Food shortages in developing countries have always been difficult to monitor in real time. But mobile phone data is changing that, say demographers.
The Same Name Puzzle: Twitter Users Are More Likely to Follow Others With The Same First Name But Nobody Knows Why
If you use social networks to follow other people who share your first name, you're not alone. The question is why.
Data mining the way we use words is revealing the linguistic earthquakes that constantly change our language.
Twitter data mining reveals surprising detail about socioeconomic indicators but at a fraction of the cost of traditional data-gathering methods, say computational sociologists.
The ebb and flow of geolocated Twitter activity is a “social microscope” that reveals the heartbeat of a city, say complexity scientists.

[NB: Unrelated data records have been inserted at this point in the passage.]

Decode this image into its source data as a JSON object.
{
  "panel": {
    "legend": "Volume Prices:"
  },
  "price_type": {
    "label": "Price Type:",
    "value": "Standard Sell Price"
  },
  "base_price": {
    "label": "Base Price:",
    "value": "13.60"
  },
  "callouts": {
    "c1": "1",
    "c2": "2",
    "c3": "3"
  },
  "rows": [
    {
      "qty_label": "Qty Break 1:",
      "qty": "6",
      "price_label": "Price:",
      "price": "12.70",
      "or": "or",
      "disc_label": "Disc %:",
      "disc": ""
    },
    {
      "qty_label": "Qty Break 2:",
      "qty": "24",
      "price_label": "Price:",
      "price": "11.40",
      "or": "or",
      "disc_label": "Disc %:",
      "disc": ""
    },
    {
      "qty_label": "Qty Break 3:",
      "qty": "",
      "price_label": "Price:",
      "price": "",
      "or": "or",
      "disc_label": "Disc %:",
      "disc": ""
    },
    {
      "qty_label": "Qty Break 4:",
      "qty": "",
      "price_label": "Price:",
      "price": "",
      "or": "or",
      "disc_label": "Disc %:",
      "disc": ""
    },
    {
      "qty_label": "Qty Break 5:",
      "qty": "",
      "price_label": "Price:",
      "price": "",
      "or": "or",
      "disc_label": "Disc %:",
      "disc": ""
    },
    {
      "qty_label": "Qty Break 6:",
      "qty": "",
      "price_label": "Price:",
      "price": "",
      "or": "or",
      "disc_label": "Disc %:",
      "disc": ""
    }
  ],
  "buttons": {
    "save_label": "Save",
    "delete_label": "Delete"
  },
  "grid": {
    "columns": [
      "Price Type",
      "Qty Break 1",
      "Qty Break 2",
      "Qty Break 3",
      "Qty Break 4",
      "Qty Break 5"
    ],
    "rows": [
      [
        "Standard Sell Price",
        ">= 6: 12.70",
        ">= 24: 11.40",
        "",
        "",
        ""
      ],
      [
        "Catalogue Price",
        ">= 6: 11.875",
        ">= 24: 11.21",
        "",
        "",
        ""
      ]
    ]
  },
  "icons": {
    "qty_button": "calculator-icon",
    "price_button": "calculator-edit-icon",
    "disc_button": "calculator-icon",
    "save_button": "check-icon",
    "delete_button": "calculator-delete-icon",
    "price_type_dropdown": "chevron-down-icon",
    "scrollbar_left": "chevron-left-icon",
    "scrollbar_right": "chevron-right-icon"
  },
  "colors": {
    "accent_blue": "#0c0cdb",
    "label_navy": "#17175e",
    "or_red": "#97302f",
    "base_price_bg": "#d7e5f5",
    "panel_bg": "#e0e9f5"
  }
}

We're all influenced by the weather but psychologists have struggled to gather convincing data revealing the correlation. So researchers are turning to Twitter instead.
The digital chatter of smart meters could soon replace human communications on the GSM mobile phone network, say network engineers.
Sending entangled photons to opposite sides of the planet will require a small fleet of orbiting satellites, say physicists.
The best way to build a global quantum internet will use containerships to carry qubits across the oceans, say physicists.
Last year, the news media reported on 195,000 disasters around the world. The ones you heard about depend crucially on your location.